I remember receiving my first story book when I was 5. I remember how that big smile stayed on my face for days and weeks as I immersed myself in my first book, fancying over the colourful pictures of princesses and princes, castles, dragons and witches, and attempting hard to finish one page after another as I practice my reading skills.
I remember my grandmother reading my first book to me. I exhausted her almost every night just to tell that very same story before bed time. I remember how the dear princess in my book fly with me in my dreams, how I fought with the brave prince against the old witch with her orange dragon inside that enormous castle. I would give everything to have those dreams again.
I remember sharing my book with my classmates and friends in school. I was their story teller. There were times when I even brought costumes to school to enchant and entertain my friends during our storytelling time. I remember being the reason why they all begged their parents to buy them their own story books.
I remember receiving my first laptop exactly three years ago. That ended my daily sessions with the big, dusty, and slow family computer at home. I thanked my parents for the gift of portable convenience that came with the new gadget.
I remember surfing the internet using my new laptop. I thanked the heavens for how fast, comfortable, and easy the gadget works.
I remember using the new gadget in the university. It helped well to finish our group project especially with the free internet access in the campus made possible because of the TOFI.
But I never remember being as happy and contented when I had the laptop as I was when I received my first book 13 years ago. I was grateful for receiving the two gifts, of course. Yet I cannot help but compare the disparity in the experiences of having received them.
I used to believe I had had varying experiences receiving the book and the laptop because I had received the gifts at two different times. A book when I was 5 and a laptop when I was 15. It is one “Anne” who had the story book, and another “Anne” who received the laptop. My dreams when I was 5 are not my desires when I was 15. My needs in the preparatory school are not the same with my necessities in college.

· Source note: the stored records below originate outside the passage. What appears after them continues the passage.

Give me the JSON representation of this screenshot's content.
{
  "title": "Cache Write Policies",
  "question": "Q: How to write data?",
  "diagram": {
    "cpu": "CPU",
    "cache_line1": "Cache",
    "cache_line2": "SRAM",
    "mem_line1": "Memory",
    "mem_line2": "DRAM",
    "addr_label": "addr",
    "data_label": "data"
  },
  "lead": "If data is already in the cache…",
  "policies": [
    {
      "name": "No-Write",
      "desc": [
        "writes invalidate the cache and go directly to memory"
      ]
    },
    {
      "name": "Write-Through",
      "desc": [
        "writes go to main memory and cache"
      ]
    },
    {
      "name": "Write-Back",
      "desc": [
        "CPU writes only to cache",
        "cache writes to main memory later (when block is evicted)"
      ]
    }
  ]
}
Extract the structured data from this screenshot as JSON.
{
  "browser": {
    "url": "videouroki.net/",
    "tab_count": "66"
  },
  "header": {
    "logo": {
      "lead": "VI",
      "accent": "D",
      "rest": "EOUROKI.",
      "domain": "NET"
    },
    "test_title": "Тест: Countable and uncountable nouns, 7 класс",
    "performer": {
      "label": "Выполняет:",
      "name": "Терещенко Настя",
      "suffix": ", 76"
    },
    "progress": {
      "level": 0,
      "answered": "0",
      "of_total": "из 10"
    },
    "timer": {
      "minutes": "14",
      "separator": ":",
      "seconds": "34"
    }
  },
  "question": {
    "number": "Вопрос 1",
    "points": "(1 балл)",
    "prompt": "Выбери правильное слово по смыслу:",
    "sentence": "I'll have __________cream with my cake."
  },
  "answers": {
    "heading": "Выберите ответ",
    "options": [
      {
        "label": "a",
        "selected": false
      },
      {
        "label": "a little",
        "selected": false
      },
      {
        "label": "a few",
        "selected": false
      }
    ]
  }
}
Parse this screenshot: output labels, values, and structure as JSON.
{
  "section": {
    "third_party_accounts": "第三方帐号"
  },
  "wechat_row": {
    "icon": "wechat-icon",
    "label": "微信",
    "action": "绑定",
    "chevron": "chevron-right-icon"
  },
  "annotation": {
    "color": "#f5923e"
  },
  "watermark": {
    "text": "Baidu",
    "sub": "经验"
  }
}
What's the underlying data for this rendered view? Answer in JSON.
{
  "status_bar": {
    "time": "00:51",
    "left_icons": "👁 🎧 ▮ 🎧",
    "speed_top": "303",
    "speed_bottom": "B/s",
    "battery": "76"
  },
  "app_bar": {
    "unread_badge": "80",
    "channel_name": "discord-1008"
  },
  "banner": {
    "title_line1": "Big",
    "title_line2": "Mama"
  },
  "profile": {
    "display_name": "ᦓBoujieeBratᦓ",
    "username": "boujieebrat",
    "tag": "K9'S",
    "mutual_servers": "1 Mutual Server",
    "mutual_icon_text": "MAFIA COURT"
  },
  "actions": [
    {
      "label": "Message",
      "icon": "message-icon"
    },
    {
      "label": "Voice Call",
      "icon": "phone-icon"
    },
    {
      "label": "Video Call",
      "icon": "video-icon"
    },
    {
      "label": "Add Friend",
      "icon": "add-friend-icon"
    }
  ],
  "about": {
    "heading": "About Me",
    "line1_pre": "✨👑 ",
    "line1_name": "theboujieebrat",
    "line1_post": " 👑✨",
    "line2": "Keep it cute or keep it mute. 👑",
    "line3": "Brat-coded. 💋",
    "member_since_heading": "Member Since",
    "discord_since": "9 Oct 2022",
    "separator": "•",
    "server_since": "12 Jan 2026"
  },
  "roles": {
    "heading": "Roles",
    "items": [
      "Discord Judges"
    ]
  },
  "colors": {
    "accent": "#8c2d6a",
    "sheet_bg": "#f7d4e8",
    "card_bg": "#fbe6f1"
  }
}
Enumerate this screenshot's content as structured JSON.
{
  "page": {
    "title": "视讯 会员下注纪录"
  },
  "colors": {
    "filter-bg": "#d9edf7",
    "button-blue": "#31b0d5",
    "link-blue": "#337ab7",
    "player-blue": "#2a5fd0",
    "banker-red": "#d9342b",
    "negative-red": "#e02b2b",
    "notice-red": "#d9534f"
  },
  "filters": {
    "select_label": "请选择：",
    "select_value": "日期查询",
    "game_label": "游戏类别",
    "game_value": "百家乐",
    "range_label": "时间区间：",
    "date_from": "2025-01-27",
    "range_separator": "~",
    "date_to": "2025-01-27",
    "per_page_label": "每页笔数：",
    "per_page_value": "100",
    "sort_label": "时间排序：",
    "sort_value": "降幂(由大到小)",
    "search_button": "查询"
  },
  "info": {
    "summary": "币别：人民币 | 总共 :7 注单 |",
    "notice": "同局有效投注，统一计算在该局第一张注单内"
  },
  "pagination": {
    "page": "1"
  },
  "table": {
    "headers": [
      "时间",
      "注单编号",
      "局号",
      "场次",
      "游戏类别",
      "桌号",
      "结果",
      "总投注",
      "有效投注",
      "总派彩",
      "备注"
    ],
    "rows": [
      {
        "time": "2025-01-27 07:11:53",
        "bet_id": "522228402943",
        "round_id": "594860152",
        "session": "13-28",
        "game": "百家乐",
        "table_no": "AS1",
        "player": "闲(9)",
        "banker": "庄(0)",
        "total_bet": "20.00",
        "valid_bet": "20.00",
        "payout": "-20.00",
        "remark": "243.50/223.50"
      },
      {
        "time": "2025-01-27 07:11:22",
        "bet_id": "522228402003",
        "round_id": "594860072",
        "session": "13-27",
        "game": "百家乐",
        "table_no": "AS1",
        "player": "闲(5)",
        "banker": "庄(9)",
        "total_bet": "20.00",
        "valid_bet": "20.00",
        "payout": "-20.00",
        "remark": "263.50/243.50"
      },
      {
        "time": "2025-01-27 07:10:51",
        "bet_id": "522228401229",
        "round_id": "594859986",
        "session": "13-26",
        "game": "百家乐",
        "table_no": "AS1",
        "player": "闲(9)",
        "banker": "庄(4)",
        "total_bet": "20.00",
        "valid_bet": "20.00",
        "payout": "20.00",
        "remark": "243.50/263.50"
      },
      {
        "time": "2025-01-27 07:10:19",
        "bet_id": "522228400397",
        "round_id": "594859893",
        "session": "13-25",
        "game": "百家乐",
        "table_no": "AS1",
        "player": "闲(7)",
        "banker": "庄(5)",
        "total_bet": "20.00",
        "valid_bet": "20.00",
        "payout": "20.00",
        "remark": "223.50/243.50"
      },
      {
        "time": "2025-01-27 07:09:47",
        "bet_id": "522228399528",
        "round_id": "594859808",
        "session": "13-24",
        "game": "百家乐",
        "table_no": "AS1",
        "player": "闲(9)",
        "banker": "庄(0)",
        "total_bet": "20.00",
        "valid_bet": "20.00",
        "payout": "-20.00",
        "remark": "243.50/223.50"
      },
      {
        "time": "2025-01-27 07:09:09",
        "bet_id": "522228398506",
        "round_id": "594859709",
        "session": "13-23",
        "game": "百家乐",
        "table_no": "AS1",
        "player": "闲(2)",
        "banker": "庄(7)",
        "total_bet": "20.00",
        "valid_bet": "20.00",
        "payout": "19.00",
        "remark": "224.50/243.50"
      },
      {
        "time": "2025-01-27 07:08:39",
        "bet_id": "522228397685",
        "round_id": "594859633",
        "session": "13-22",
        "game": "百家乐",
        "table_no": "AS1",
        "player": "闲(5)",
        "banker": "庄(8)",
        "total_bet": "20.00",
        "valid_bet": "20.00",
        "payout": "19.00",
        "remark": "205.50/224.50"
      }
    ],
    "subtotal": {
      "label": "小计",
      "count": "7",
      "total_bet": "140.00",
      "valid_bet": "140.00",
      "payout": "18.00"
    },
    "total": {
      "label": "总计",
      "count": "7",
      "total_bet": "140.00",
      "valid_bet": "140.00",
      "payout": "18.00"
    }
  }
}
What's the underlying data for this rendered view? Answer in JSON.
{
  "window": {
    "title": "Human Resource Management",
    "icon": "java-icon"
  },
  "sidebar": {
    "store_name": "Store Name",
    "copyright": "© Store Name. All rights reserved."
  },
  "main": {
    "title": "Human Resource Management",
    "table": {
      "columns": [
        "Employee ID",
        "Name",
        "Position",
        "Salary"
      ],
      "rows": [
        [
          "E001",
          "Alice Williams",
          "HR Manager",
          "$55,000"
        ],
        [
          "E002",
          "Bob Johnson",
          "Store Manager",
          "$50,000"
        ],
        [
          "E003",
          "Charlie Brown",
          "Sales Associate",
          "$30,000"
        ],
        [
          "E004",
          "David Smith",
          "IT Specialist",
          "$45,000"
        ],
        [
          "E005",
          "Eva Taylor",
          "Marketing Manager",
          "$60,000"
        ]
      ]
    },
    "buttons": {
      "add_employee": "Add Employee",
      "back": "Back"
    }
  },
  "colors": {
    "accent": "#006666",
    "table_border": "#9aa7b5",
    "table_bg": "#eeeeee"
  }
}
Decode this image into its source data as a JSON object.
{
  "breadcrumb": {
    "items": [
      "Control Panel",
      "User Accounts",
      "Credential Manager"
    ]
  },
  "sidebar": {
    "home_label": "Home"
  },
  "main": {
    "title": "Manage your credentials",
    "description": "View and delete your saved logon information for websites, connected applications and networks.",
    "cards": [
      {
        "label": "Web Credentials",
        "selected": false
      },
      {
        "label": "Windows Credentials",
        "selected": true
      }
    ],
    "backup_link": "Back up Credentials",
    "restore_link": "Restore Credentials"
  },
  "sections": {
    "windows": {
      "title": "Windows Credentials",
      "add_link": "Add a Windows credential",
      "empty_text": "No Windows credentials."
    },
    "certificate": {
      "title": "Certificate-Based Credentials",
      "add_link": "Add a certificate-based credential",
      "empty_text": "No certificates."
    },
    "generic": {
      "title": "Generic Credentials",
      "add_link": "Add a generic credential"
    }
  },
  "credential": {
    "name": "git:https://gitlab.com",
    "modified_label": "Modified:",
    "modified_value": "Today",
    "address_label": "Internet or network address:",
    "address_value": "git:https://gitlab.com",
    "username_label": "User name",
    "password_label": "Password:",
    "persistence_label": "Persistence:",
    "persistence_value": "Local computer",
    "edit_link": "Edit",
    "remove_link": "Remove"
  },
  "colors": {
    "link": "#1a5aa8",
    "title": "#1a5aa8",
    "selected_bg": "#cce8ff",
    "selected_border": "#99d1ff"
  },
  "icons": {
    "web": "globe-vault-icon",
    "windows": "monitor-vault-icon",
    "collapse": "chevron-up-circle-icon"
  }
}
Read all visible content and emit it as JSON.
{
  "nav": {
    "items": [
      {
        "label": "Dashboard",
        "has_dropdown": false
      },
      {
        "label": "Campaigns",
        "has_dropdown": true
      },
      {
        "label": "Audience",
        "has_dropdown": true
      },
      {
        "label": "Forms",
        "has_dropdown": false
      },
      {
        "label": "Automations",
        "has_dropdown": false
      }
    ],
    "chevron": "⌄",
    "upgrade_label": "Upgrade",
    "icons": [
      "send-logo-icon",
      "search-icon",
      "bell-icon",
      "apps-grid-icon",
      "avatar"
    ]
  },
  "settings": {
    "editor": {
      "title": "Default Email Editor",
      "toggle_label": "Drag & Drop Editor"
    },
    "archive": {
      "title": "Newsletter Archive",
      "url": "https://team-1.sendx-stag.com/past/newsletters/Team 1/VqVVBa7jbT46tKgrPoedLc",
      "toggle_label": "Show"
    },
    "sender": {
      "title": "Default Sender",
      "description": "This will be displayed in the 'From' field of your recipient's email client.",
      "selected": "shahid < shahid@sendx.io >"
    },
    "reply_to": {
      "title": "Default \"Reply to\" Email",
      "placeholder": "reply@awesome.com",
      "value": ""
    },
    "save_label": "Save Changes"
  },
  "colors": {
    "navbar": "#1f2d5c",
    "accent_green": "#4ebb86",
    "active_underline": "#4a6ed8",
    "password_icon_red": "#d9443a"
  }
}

I thought of these arguments as clear explanation for the dissimilar experience and happiness in having received my first book and my first laptop.
But is this explanation valid? Is this really the case? As I now realize, the varying age, time, desires, and needs undoubtedly contributed to the two different experiences. However, the primary reason of the difference is a simple fact which I failed to recognize early—I received two different gifts. When I had my dear book, I received the gift of simple yet incomparable happiness. When I had the laptop, I received the gift of convenient and effective technology.
The gift of technology. A sweet and bitter gift, I would say. Sweet as it expands your world and makes everything else in it unimaginably easier, faster, and more convenient. It is effective, competent, and useful. But with this gift comes its curse. Technology seems to reduce work and simplify almost every task to the extent that it actually complicates things. It takes away the undemanding, the simple and the raw experience of life and replaces it with the enhanced, the more advanced, and the seemingly finer way of living.
Several years ago, when I only had my books, I was happily satisfied with life. When computers, mobile phones, gadgets, and the internet came, life became simply effortless yet complexly problematic. This is what I have to say about technology as far as my experience is concerned. Things may work differently in your case.
I would like to further discuss my take on technology, specifically on the internet, its gifts and curses, in the following blog on Bill Gate’s Shaping the Internet Age.
But for the moment, I only have one thing to say—The simple, priceless story book received by a five-year-old from her grandma will eternally remain as the best of her firsts.